Texas Department of Public Safety Director Steve McCraw faced the families of Robb Elementary School shooting victims last week in a public meeting. Despite admissions of mistakes at the incident which claimed 21 lives and injured 18 others, McCraw defended the agency.
“If DPS as an institution — as an institution — failed the families, failed the school or failed the community of Uvalde, then absolutely I need to go,” McCraw said during a heated Public Safety Commission meeting according to the Texas Tribune. “But I can tell you this right now: DPS as an institution, right now, did not fail the community — plain and simple.”
His words did little to mollify the crowd, and McGraw further enraged them when he said he was “sorry for your loss.” The crowd openly called for his resignation. Lives Robbed, a group founded after the killing to push for gun reform and school safety, called the public meeting a “glorified press conference.”
“Today, The Department of Public Safety promised an update into their investigation of the Robb Elementary School shooting,” the statement read. “That did not happen. Instead, in a bait and switch, they hosted a glorified press conference and once again refused to accept responsibility for their failures.”
Since the massacre, DPS has been accused of botching the police response that allowed the shooter to continue his rampage. A report from the Texas House Committee on the crime baldly stated that DPS should have assumed command of the situation, but did not. There were 91 members of DPS on the scene, as well as 149 United States Border Patrol Officers.
“There was an overall lackadaisical approach by law enforcement at the scene,” the report concludes. “For many, that was because they were given and relied upon inaccurate information. For others, they had enough information to know better.”
McCraw did admit that the incident was not adequately treated as an active shooter, and that officers waited too long for equipment like shields before trying to stop the killing. Multiple DPS officers are being investigated for their role in the shooting, and a report is expected by the end of the year. One officer, Sgt. Juan Maldonado, who was the first to arrive at the school, has been fired.
Nonetheless, the public meeting only seems to have made the families of the Robb Elementary shooting angrier. McGraw’s defense of DPS fell on deaf ears. An uncle of one victim called what was being said lies and misinformation, and said that DPS’ deflection was preventing everyone from beginning the healing process.

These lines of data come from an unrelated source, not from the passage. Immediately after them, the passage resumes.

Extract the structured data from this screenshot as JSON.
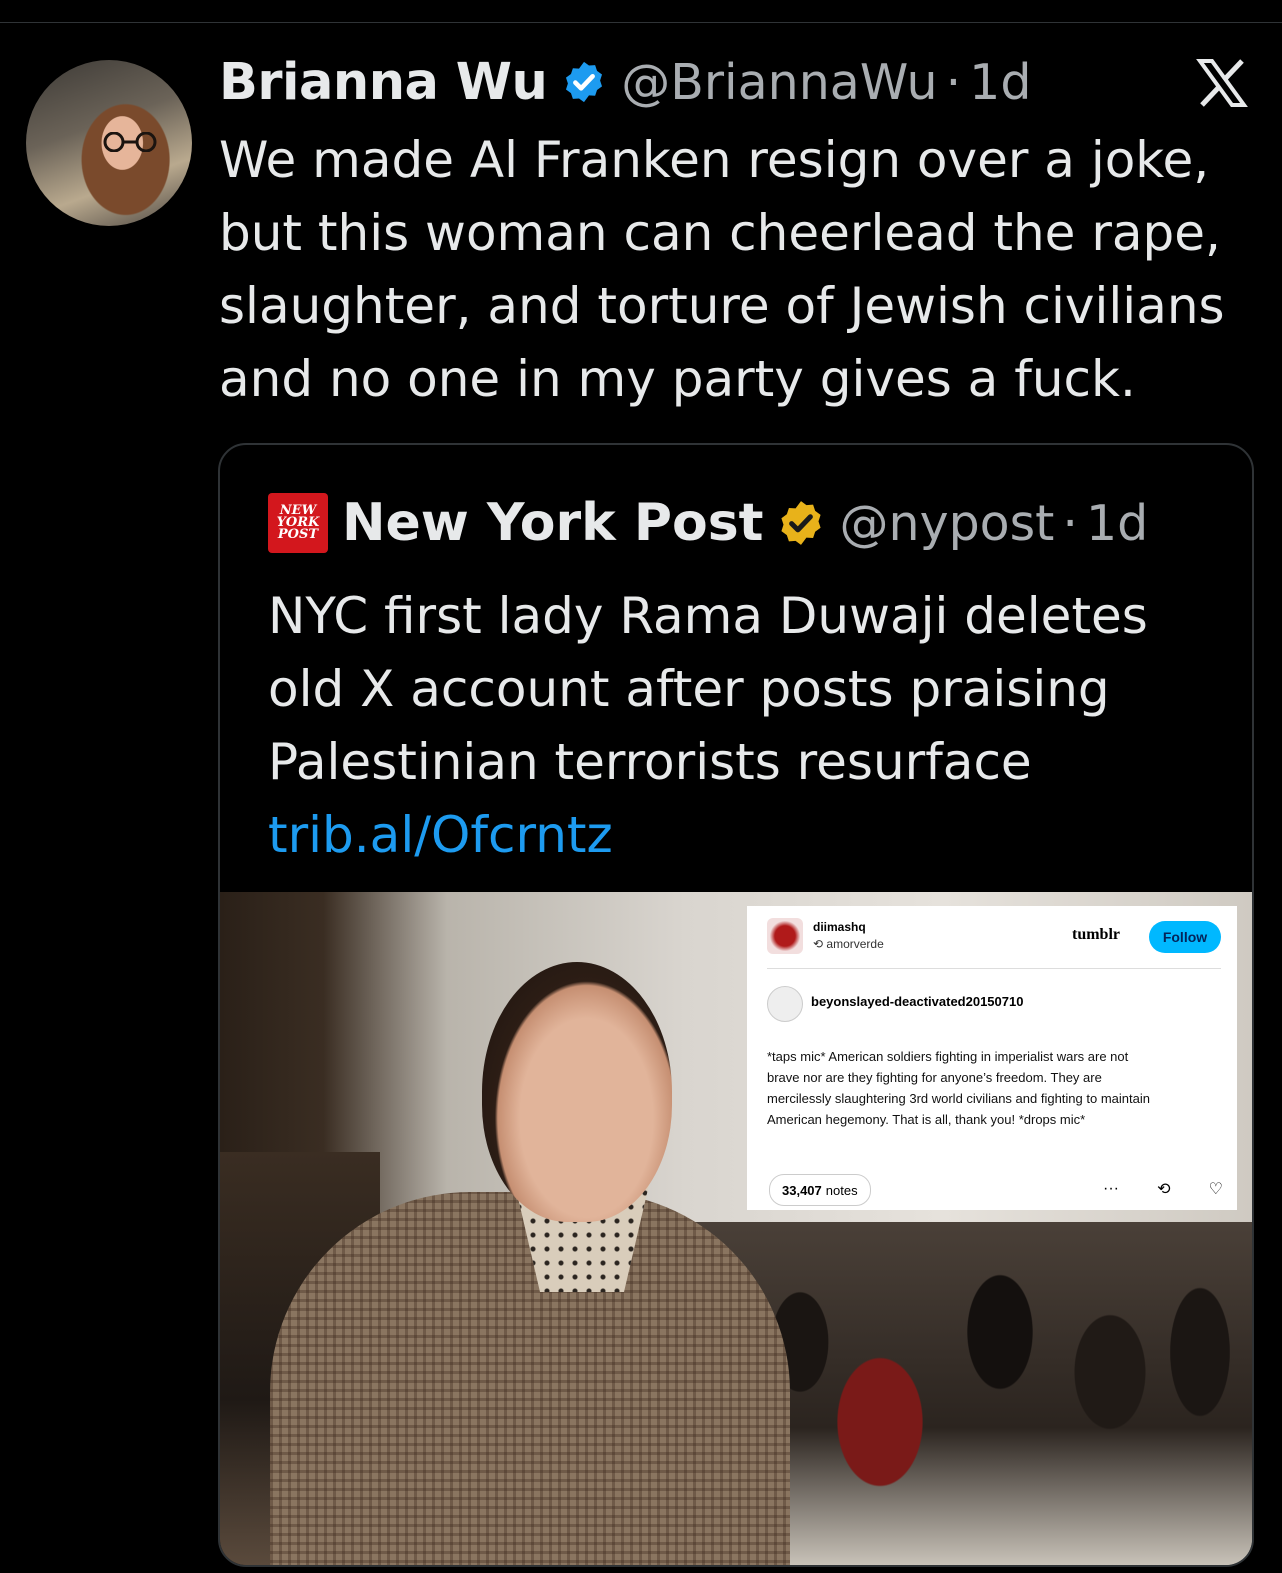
{
  "tweet": {
    "author_name": "Brianna Wu",
    "author_handle": "@BriannaWu",
    "separator": "·",
    "time": "1d",
    "text_lines": [
      "We made Al Franken resign over a joke,",
      "but this woman can cheerlead the rape,",
      "slaughter, and torture of Jewish civilians",
      "and no one in my party gives a fuck."
    ],
    "verified_color": "#1d9bf0"
  },
  "quote": {
    "author_name": "New York Post",
    "author_handle": "@nypost",
    "separator": "·",
    "time": "1d",
    "logo_lines": [
      "NEW",
      "YORK",
      "POST"
    ],
    "text_lines": [
      "NYC first lady Rama Duwaji deletes",
      "old X account after posts praising",
      "Palestinian terrorists resurface"
    ],
    "link": "trib.al/Ofcrntz",
    "verified_color": "#e8b21a"
  },
  "tumblr": {
    "user": "diimashq",
    "reblogged_from": "amorverde",
    "brand": "tumblr",
    "follow": "Follow",
    "poster": "beyonslayed-deactivated20150710",
    "body_lines": [
      "*taps mic* American soldiers fighting in imperialist wars are not",
      "brave nor are they fighting for anyone’s freedom. They are",
      "mercilessly slaughtering 3rd world civilians and fighting to maintain",
      "American hegemony. That is all, thank you! *drops mic*"
    ],
    "notes_count": "33,407",
    "notes_label": "notes",
    "more": "···"
  },
  "colors": {
    "background": "#000000",
    "link": "#1d9bf0",
    "tumblr_follow": "#00b8ff",
    "nypost_red": "#d3171d"
  }
}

That there was profound incompetency at Robb Elementary that day no one seems to dispute. However, state agencies from the bottom up have repeatedly passed the buck when it comes to assigning blame for those failures or addressing the next attempted shooting with new policies. Frazzled and contrite as McGraw appeared to be during the meeting, he clearly has no intention of giving up his post, even when it is outright demanded from the survivors of Texas’ worst school shooting ever.